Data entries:

*** Block opens ***

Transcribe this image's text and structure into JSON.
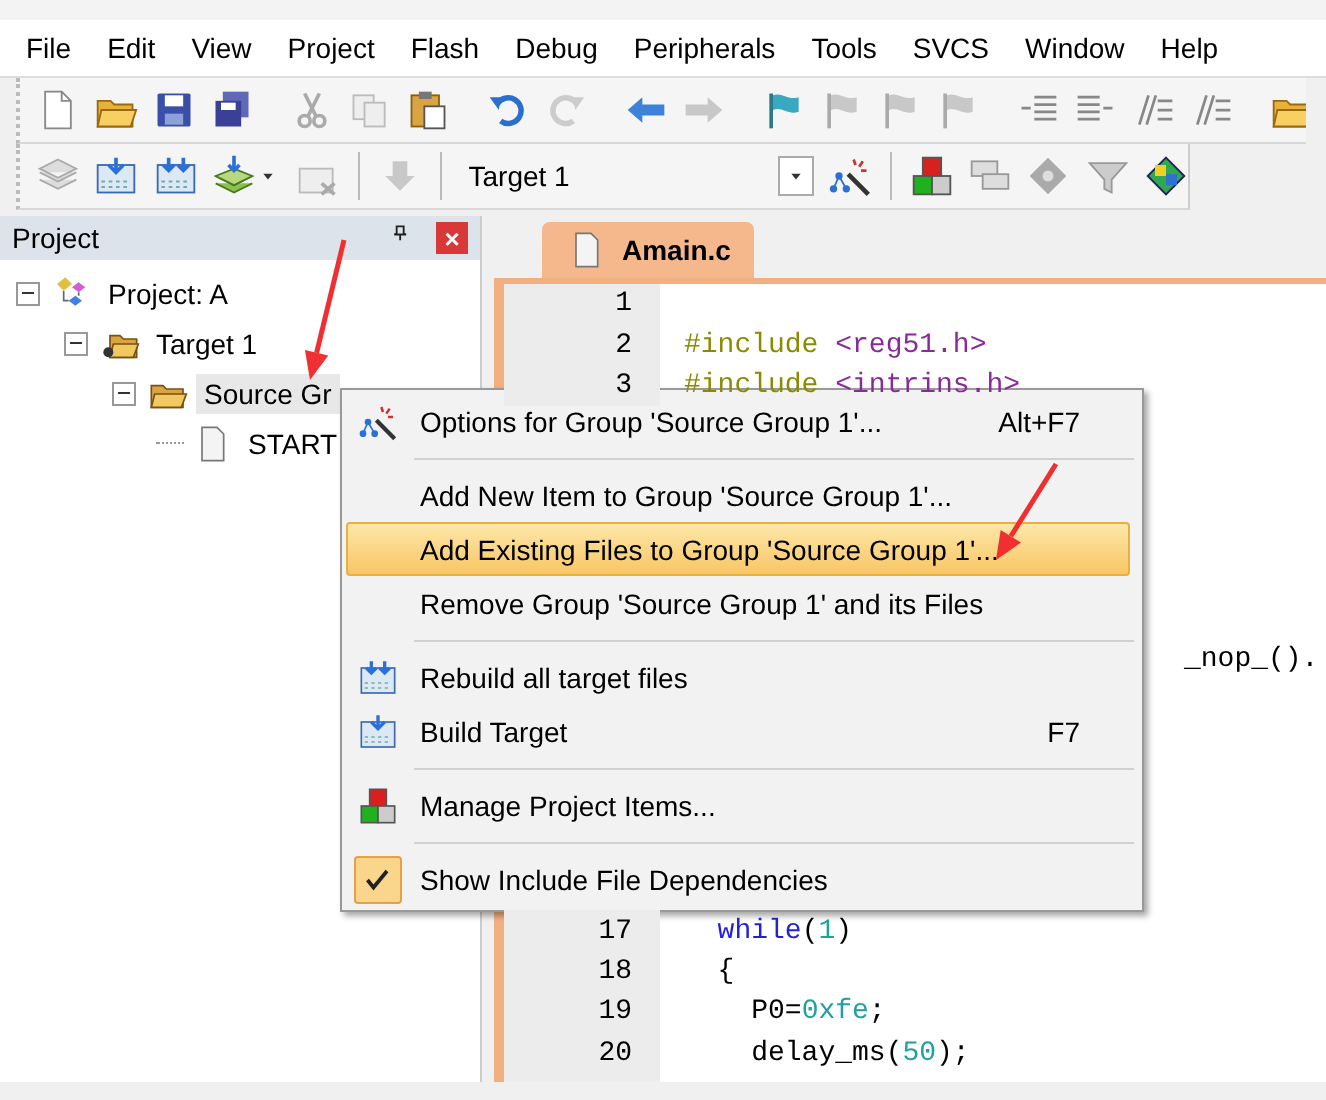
{
  "menu_bar": [
    "File",
    "Edit",
    "View",
    "Project",
    "Flash",
    "Debug",
    "Peripherals",
    "Tools",
    "SVCS",
    "Window",
    "Help"
  ],
  "build_toolbar": {
    "target_select": {
      "value": "Target 1"
    }
  },
  "project_panel": {
    "title": "Project",
    "close_label": "×",
    "tree": [
      {
        "label": "Project: A",
        "kind": "project",
        "expanded": true,
        "selected": false,
        "children": [
          {
            "label": "Target 1",
            "kind": "target",
            "expanded": true,
            "selected": false,
            "children": [
              {
                "label": "Source Gr",
                "kind": "group",
                "expanded": true,
                "selected": true,
                "children": [
                  {
                    "label": "START",
                    "kind": "file",
                    "selected": false
                  }
                ]
              }
            ]
          }
        ]
      }
    ]
  },
  "editor": {
    "tab": {
      "label": "Amain.c",
      "selected": true
    },
    "top_lines": [
      {
        "number": "1"
      },
      {
        "number": "2",
        "tokens": [
          {
            "text": "#include ",
            "kind": "directive"
          },
          {
            "text": "<reg51.h>",
            "kind": "header"
          }
        ]
      },
      {
        "number": "3",
        "tokens": [
          {
            "text": "#include ",
            "kind": "directive"
          },
          {
            "text": "<intrins.h>",
            "kind": "header"
          }
        ]
      }
    ],
    "side_fragment": "_nop_().",
    "bottom_lines": [
      {
        "number": "17",
        "tokens": [
          {
            "text": "  while",
            "kind": "keyword"
          },
          {
            "text": "(",
            "kind": "plain"
          },
          {
            "text": "1",
            "kind": "number"
          },
          {
            "text": ")",
            "kind": "plain"
          }
        ]
      },
      {
        "number": "18",
        "tokens": [
          {
            "text": "  {",
            "kind": "plain"
          }
        ]
      },
      {
        "number": "19",
        "tokens": [
          {
            "text": "    P0=",
            "kind": "plain"
          },
          {
            "text": "0xfe",
            "kind": "number"
          },
          {
            "text": ";",
            "kind": "plain"
          }
        ]
      },
      {
        "number": "20",
        "tokens": [
          {
            "text": "    delay_ms(",
            "kind": "plain"
          },
          {
            "text": "50",
            "kind": "number"
          },
          {
            "text": ");",
            "kind": "plain"
          }
        ]
      }
    ]
  },
  "context_menu": {
    "items": [
      {
        "kind": "options",
        "label": "Options for Group 'Source Group 1'...",
        "shortcut": "Alt+F7",
        "selected": false
      },
      {
        "kind": "separator"
      },
      {
        "kind": "command",
        "label": "Add New  Item to Group 'Source Group 1'...",
        "selected": false
      },
      {
        "kind": "command",
        "label": "Add Existing Files to Group 'Source Group 1'...",
        "selected": true
      },
      {
        "kind": "command",
        "label": "Remove Group 'Source Group 1' and its Files",
        "selected": false
      },
      {
        "kind": "separator"
      },
      {
        "kind": "rebuild",
        "label": "Rebuild all target files",
        "selected": false
      },
      {
        "kind": "build",
        "label": "Build Target",
        "shortcut": "F7",
        "selected": false
      },
      {
        "kind": "separator"
      },
      {
        "kind": "manage",
        "label": "Manage Project Items...",
        "selected": false
      },
      {
        "kind": "separator"
      },
      {
        "kind": "toggle",
        "label": "Show Include File Dependencies",
        "selected": false,
        "checked": true
      }
    ]
  }
}
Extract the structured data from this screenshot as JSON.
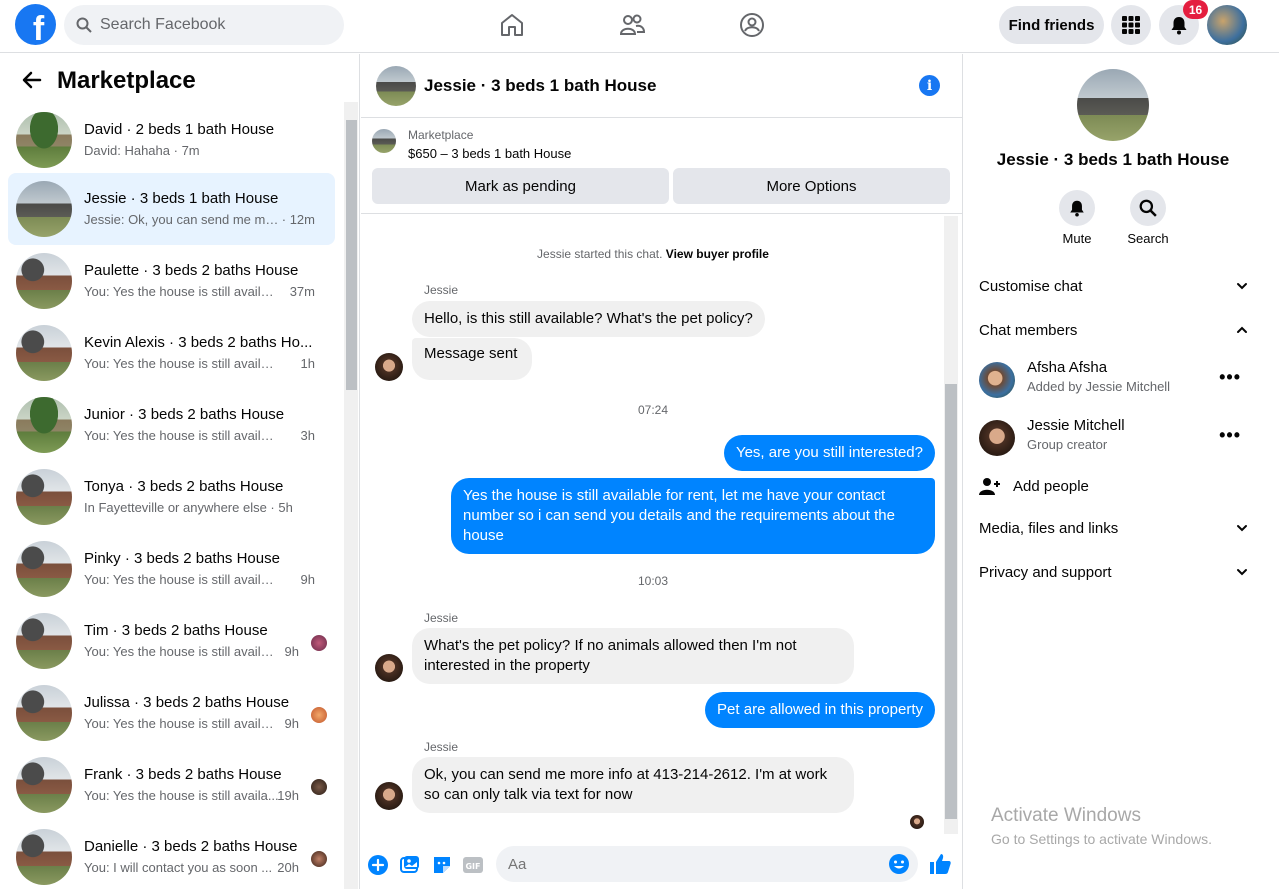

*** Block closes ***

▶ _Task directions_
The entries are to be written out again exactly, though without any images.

▶ _Problem solution_
Transcribe this image's text and structure into JSON.
{
  "menu_bar": [
    "File",
    "Edit",
    "View",
    "Project",
    "Flash",
    "Debug",
    "Peripherals",
    "Tools",
    "SVCS",
    "Window",
    "Help"
  ],
  "build_toolbar": {
    "target_select": {
      "value": "Target 1"
    }
  },
  "project_panel": {
    "title": "Project",
    "close_label": "×",
    "tree": [
      {
        "label": "Project: A",
        "kind": "project",
        "expanded": true,
        "selected": false,
        "children": [
          {
            "label": "Target 1",
            "kind": "target",
            "expanded": true,
            "selected": false,
            "children": [
              {
                "label": "Source Gr",
                "kind": "group",
                "expanded": true,
                "selected": true,
                "children": [
                  {
                    "label": "START",
                    "kind": "file",
                    "selected": false
                  }
                ]
              }
            ]
          }
        ]
      }
    ]
  },
  "editor": {
    "tab": {
      "label": "Amain.c",
      "selected": true
    },
    "top_lines": [
      {
        "number": "1"
      },
      {
        "number": "2",
        "tokens": [
          {
            "text": "#include ",
            "kind": "directive"
          },
          {
            "text": "<reg51.h>",
            "kind": "header"
          }
        ]
      },
      {
        "number": "3",
        "tokens": [
          {
            "text": "#include ",
            "kind": "directive"
          },
          {
            "text": "<intrins.h>",
            "kind": "header"
          }
        ]
      }
    ],
    "side_fragment": "_nop_().",
    "bottom_lines": [
      {
        "number": "17",
        "tokens": [
          {
            "text": "  while",
            "kind": "keyword"
          },
          {
            "text": "(",
            "kind": "plain"
          },
          {
            "text": "1",
            "kind": "number"
          },
          {
            "text": ")",
            "kind": "plain"
          }
        ]
      },
      {
        "number": "18",
        "tokens": [
          {
            "text": "  {",
            "kind": "plain"
          }
        ]
      },
      {
        "number": "19",
        "tokens": [
          {
            "text": "    P0=",
            "kind": "plain"
          },
          {
            "text": "0xfe",
            "kind": "number"
          },
          {
            "text": ";",
            "kind": "plain"
          }
        ]
      },
      {
        "number": "20",
        "tokens": [
          {
            "text": "    delay_ms(",
            "kind": "plain"
          },
          {
            "text": "50",
            "kind": "number"
          },
          {
            "text": ");",
            "kind": "plain"
          }
        ]
      }
    ]
  },
  "context_menu": {
    "items": [
      {
        "kind": "options",
        "label": "Options for Group 'Source Group 1'...",
        "shortcut": "Alt+F7",
        "selected": false
      },
      {
        "kind": "separator"
      },
      {
        "kind": "command",
        "label": "Add New  Item to Group 'Source Group 1'...",
        "selected": false
      },
      {
        "kind": "command",
        "label": "Add Existing Files to Group 'Source Group 1'...",
        "selected": true
      },
      {
        "kind": "command",
        "label": "Remove Group 'Source Group 1' and its Files",
        "selected": false
      },
      {
        "kind": "separator"
      },
      {
        "kind": "rebuild",
        "label": "Rebuild all target files",
        "selected": false
      },
      {
        "kind": "build",
        "label": "Build Target",
        "shortcut": "F7",
        "selected": false
      },
      {
        "kind": "separator"
      },
      {
        "kind": "manage",
        "label": "Manage Project Items...",
        "selected": false
      },
      {
        "kind": "separator"
      },
      {
        "kind": "toggle",
        "label": "Show Include File Dependencies",
        "selected": false,
        "checked": true
      }
    ]
  }
}
Extract the structured data from this screenshot as JSON.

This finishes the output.